Frontline services urged to follow vaginal swab guidelines

26 MAY 2010


New guidance, produced by the National Patient Safety Agency (NPSA) and NHS organisations across England and Wales, has been issued aimed at reducing the risk of retained swabs after a vaginal birth.


The publication of this Rapid Response Report (RRR) follows 99 reported incidents, between 1 April 2007 and 31 March 2009 of swabs, which are used for cleansing and to absorb blood and other fluids, being left in the vagina after birth and perineal suturing.  Retained swabs can cause pyrexia*, infection, pain, post-partum haemorrhage* and psychological problems.  The degree of harm assigned to these incidents ranges from no harm to severe.


This guidance requires NHS organisations to have written procedures for swab counts at all births and to audit swab count practices in their maternity services.


The RRR also calls on NHS organisations to ensure:

• lead professionals are aware of their responsibility in documenting the completed swab count in the woman’s health records;
• education and training on the importance of counting swabs is provided for all midwifery, obstetric and support staff;
• that risk assessment of delivery and perineal suture packs used by midwives and obstetricians takes place.

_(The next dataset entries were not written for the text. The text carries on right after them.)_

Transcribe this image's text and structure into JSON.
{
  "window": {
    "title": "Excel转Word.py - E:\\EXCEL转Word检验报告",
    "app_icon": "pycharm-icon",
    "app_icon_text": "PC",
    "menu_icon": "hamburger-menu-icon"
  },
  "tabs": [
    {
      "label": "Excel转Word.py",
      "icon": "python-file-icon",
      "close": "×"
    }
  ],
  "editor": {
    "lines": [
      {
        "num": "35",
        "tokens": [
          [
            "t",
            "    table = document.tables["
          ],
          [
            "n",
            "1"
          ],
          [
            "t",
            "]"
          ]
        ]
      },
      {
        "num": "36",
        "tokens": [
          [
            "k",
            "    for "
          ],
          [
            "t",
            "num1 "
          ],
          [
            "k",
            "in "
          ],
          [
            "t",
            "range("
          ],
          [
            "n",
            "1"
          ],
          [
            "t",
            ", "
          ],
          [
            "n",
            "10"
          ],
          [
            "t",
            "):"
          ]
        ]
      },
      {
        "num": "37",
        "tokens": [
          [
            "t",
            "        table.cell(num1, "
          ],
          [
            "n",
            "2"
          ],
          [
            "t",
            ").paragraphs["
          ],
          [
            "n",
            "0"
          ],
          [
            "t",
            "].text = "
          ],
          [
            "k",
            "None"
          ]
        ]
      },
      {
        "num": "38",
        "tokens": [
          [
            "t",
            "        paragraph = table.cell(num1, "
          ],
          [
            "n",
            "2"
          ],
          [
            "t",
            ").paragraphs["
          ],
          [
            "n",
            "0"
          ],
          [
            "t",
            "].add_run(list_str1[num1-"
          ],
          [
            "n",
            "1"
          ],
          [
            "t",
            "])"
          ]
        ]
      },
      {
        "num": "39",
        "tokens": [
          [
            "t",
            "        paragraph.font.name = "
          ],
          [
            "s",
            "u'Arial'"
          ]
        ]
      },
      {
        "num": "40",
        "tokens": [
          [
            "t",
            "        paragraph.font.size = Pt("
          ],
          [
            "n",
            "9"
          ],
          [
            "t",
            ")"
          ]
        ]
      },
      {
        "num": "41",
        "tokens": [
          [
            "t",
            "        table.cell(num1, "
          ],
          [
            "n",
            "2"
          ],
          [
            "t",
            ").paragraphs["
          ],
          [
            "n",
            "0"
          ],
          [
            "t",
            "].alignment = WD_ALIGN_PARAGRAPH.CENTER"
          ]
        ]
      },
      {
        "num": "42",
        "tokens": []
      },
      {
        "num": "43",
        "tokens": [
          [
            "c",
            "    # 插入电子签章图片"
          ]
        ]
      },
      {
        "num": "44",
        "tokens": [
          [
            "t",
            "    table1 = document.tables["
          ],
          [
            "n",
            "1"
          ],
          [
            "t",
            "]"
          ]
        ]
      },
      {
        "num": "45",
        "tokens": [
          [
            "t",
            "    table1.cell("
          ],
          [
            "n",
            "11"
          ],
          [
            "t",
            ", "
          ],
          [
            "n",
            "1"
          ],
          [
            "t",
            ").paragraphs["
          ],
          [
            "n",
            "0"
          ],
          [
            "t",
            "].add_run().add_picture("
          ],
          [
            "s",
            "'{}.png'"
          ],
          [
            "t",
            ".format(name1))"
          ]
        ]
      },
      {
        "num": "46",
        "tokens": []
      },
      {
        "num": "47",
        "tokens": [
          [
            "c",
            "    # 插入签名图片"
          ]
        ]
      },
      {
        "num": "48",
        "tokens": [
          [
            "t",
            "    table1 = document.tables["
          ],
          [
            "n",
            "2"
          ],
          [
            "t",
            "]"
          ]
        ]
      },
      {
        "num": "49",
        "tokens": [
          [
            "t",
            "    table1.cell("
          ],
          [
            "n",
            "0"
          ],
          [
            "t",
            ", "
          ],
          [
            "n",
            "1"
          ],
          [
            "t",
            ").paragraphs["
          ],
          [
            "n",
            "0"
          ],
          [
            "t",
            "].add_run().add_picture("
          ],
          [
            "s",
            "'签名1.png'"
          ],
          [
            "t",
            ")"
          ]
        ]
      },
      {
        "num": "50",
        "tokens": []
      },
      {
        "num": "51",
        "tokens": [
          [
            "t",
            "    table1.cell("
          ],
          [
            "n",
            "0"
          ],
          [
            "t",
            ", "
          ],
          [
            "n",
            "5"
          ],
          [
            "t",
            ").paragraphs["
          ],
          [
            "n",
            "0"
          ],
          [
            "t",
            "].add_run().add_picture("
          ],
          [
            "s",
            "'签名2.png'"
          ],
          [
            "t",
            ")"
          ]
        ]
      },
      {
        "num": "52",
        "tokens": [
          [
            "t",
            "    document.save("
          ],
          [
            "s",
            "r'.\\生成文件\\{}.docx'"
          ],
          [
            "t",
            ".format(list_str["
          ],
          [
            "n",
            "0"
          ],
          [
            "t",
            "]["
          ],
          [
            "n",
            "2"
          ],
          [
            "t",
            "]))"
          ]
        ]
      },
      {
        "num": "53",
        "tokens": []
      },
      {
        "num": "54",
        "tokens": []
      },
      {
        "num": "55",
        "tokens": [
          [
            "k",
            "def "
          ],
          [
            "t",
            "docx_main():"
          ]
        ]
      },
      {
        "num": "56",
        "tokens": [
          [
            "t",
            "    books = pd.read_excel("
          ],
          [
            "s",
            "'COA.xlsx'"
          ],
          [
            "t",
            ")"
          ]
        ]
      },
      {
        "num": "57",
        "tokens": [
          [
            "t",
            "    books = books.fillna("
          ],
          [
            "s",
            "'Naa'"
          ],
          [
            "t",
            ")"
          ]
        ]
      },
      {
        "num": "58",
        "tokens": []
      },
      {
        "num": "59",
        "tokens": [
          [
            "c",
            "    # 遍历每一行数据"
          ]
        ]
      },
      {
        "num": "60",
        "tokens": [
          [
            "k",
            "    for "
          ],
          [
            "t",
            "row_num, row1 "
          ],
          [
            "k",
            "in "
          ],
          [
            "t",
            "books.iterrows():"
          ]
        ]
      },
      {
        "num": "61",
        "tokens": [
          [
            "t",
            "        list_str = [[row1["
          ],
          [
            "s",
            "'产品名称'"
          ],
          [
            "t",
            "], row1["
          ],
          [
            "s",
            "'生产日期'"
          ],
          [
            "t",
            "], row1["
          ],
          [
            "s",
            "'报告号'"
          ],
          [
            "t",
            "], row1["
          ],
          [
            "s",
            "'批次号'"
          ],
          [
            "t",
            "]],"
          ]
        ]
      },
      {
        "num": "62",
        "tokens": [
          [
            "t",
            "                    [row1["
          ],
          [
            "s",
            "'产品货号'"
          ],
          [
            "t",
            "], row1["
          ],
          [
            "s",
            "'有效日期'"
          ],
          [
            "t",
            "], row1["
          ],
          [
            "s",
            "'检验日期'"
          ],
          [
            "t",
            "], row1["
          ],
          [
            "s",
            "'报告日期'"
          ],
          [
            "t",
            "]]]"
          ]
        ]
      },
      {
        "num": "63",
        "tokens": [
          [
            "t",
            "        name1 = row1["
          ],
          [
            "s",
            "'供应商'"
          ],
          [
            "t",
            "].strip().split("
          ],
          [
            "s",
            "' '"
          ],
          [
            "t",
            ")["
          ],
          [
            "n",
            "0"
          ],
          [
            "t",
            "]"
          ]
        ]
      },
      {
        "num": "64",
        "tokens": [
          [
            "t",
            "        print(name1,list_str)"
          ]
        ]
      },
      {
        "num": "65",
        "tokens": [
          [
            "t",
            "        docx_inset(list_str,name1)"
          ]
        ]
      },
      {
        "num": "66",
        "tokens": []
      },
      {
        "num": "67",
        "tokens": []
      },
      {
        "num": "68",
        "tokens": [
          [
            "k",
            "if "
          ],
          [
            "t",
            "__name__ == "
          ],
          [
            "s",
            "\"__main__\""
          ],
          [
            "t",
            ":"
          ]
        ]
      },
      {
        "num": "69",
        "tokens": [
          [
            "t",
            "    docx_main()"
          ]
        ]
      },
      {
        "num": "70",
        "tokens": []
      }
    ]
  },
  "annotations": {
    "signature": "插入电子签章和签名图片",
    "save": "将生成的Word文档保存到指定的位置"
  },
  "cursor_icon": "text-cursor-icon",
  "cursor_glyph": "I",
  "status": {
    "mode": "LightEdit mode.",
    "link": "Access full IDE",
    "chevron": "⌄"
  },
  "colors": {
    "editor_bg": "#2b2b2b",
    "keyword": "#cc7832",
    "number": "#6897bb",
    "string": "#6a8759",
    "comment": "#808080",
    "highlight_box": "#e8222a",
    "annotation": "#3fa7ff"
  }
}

Sara Johnson, Head of Patient Safety, Child Health and Maternity Care at the NPSA, said:  “Childbirth is, for most women, a normal physiological event which takes place in many different settings, including the woman's home.


“This RRR is not designed to introduce any unnecessary clinical interventions into the birth process but is to ensure the ongoing comfort and safety of the woman in the postnatal period.

“This guidance is necessary as the effects of infection and the psychological harm associated with these incidents can be significant and last beyond the immediate postnatal period.”


Janet Alderton, Midwife, Obstetrics and Gynaecology Clinical Governance Co-ordinator and Maternity Risk Management Coordinator at North Tees and Hartlepool NHS Foundation Trust, said:  "Ensuring that swabs are counted and checked when removed is an important part of patient safety.  This rapid response alert will focus on this important area within the maternity services.” 


Edward Morris, Clinical Director at Norfolk and Norwich University Hospitals NHS Foundation Trust, said: “If all maternity units are able to incorporate these steps into their delivery care pathways, robust processes for the counting of swabs will become normal practice, regardless of where the mother delivers her baby.  “The benefits of a straightforward standardised national system cannot be overstated.”


For more information on this RRR, please visit: NPSA Website



Notes to editors


*Definitions of terms


Pyrexia: A raised temperature associated with infection.


Post-partum haemorrhage: Excessive bleeding after childbirth. When associated with retained vaginal swabs, this can potentially take place some time after the birth.


1. Media enquiries to the NPSA Press Office:
Simon Morgan – 020 7927 9580 / simon.morgan@npsa.nhs.uk
Dominic Stevenson – 020 7927 9351 / dominic.stevenson@npsa.nhs.uk

Out of hours – 0788 411 5956


2. The National Patient Safety Agency (NPSA) is an Arm’s Length Body of the Department of Health. It encompasses three divisions; the National Research Ethics Service, the National Reporting and Learning Service and the National Clinical Assessment Service. The NPSA’s vision is to lead and contribute to improved, safe patient care by informing, supporting and influencing healthcare individuals and organisations. For more information visit: www.nrls.npsa.nhs.uk.